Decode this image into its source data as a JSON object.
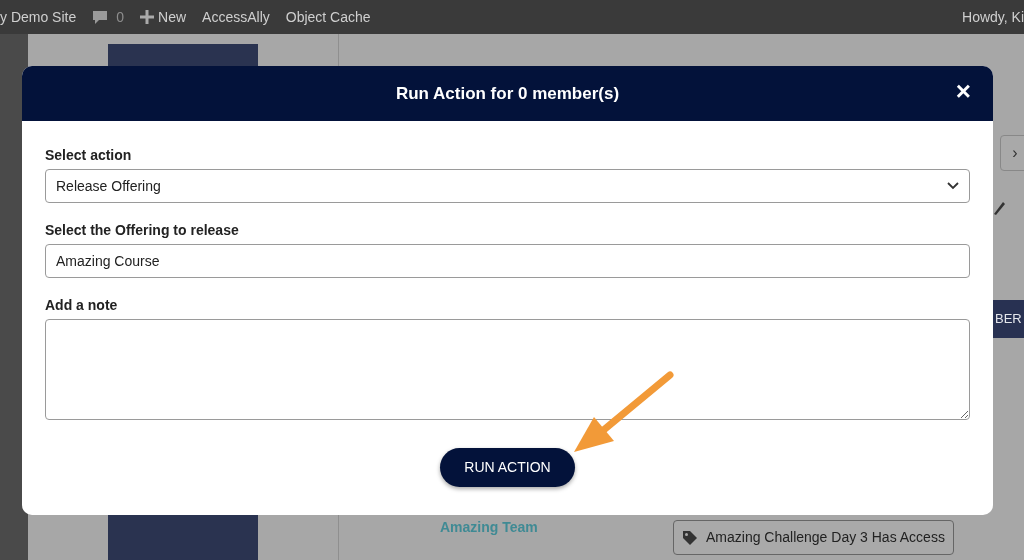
{
  "admin_bar": {
    "items": [
      {
        "kind": "text",
        "label": "y Demo Site"
      },
      {
        "kind": "comments",
        "label": "0"
      },
      {
        "kind": "new",
        "label": "New"
      },
      {
        "kind": "text",
        "label": "AccessAlly"
      },
      {
        "kind": "text",
        "label": "Object Cache"
      }
    ],
    "greeting": "Howdy, Ki"
  },
  "background": {
    "next_button": "›",
    "member_button": "BER",
    "team_link": "Amazing Team",
    "tag_button": "Amazing Challenge Day 3 Has Access"
  },
  "modal": {
    "title": "Run Action for 0 member(s)",
    "close": "×",
    "fields": [
      {
        "kind": "select",
        "label": "Select action",
        "value": "Release Offering"
      },
      {
        "kind": "input",
        "label": "Select the Offering to release",
        "value": "Amazing Course"
      },
      {
        "kind": "textarea",
        "label": "Add a note"
      }
    ],
    "submit": "RUN ACTION"
  }
}
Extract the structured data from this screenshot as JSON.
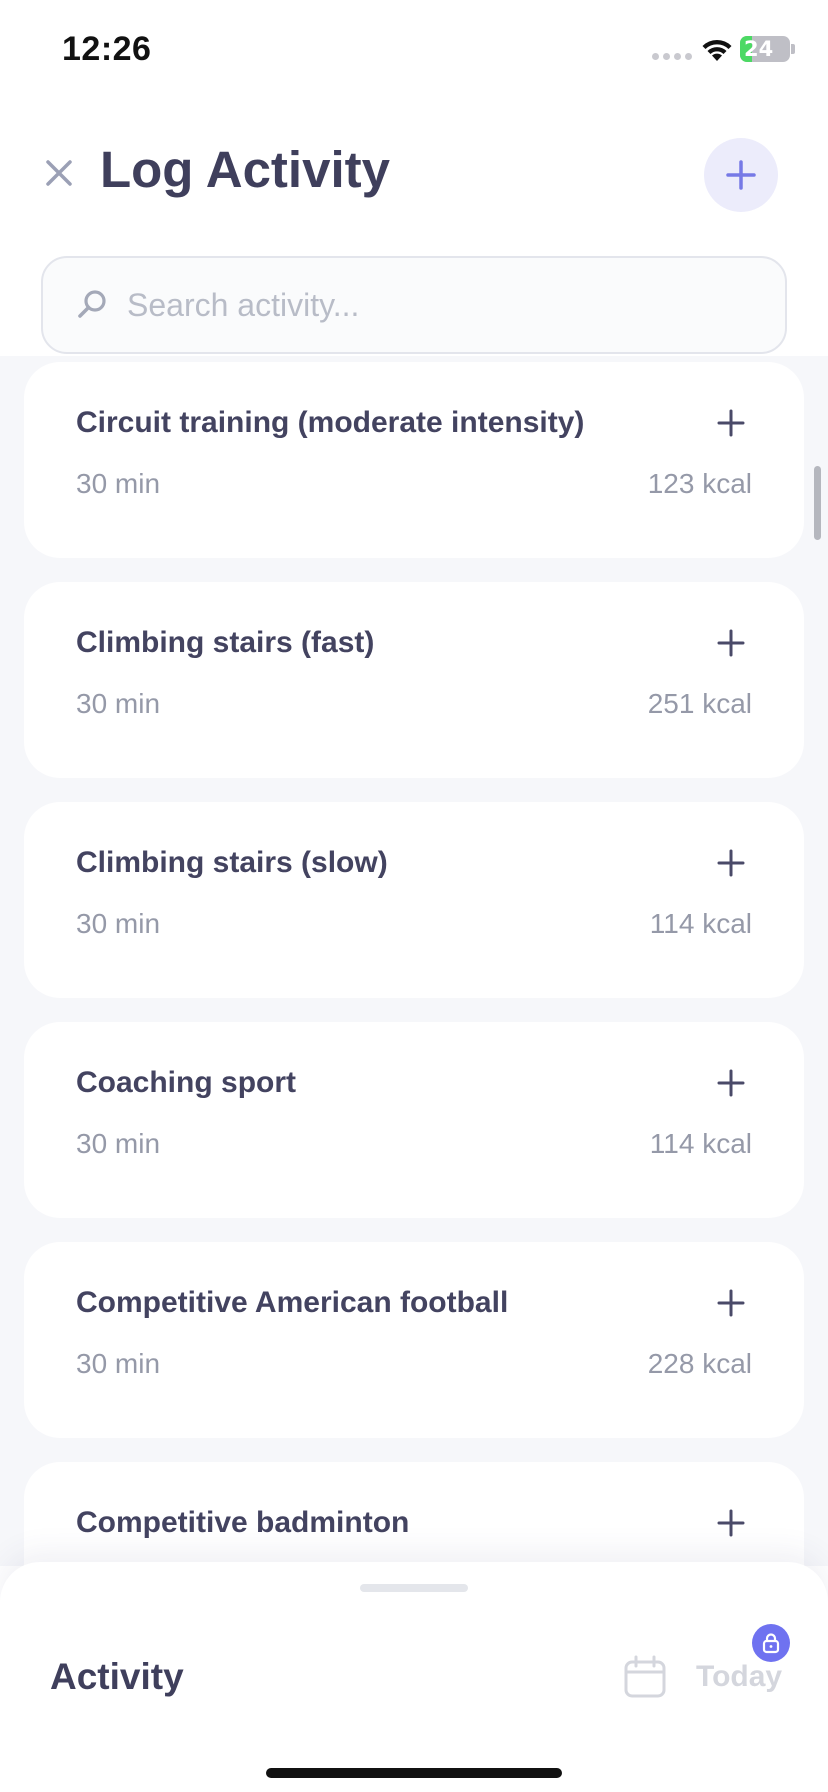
{
  "status_bar": {
    "time": "12:26",
    "battery_level": "24",
    "battery_fill_percent": 24,
    "battery_color": "#4cd964"
  },
  "header": {
    "title": "Log Activity",
    "close_icon": "close-icon",
    "add_icon": "plus-icon"
  },
  "search": {
    "placeholder": "Search activity..."
  },
  "activities": [
    {
      "name": "Circuit training (moderate intensity)",
      "duration": "30 min",
      "kcal": "123 kcal"
    },
    {
      "name": "Climbing stairs (fast)",
      "duration": "30 min",
      "kcal": "251 kcal"
    },
    {
      "name": "Climbing stairs (slow)",
      "duration": "30 min",
      "kcal": "114 kcal"
    },
    {
      "name": "Coaching sport",
      "duration": "30 min",
      "kcal": "114 kcal"
    },
    {
      "name": "Competitive American football",
      "duration": "30 min",
      "kcal": "228 kcal"
    },
    {
      "name": "Competitive badminton",
      "duration": "",
      "kcal": ""
    }
  ],
  "bottom_sheet": {
    "title": "Activity",
    "date_label": "Today",
    "calendar_icon": "calendar-icon",
    "lock_icon": "lock-icon"
  },
  "colors": {
    "accent": "#6f72f0",
    "title_text": "#3f3f5c",
    "muted_text": "#9599a8"
  }
}
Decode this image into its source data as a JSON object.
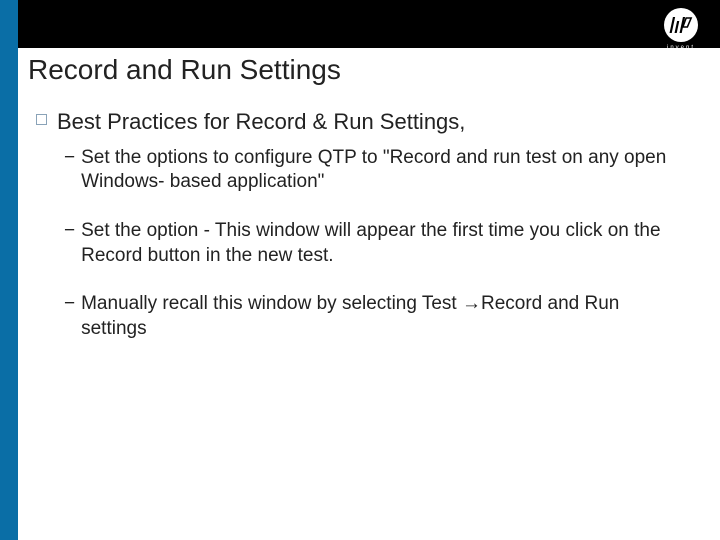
{
  "logo": {
    "tagline": "invent"
  },
  "title": "Record and Run Settings",
  "main_bullet": "Best Practices for Record & Run Settings,",
  "sub_items": [
    "Set the options to configure QTP to \"Record and run test on any open Windows- based application\"",
    "Set the option - This window will appear the first time you click on the Record button in the new test.",
    "Manually recall this window by selecting Test →Record and Run settings"
  ]
}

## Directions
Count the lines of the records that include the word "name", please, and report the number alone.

## Answer area
6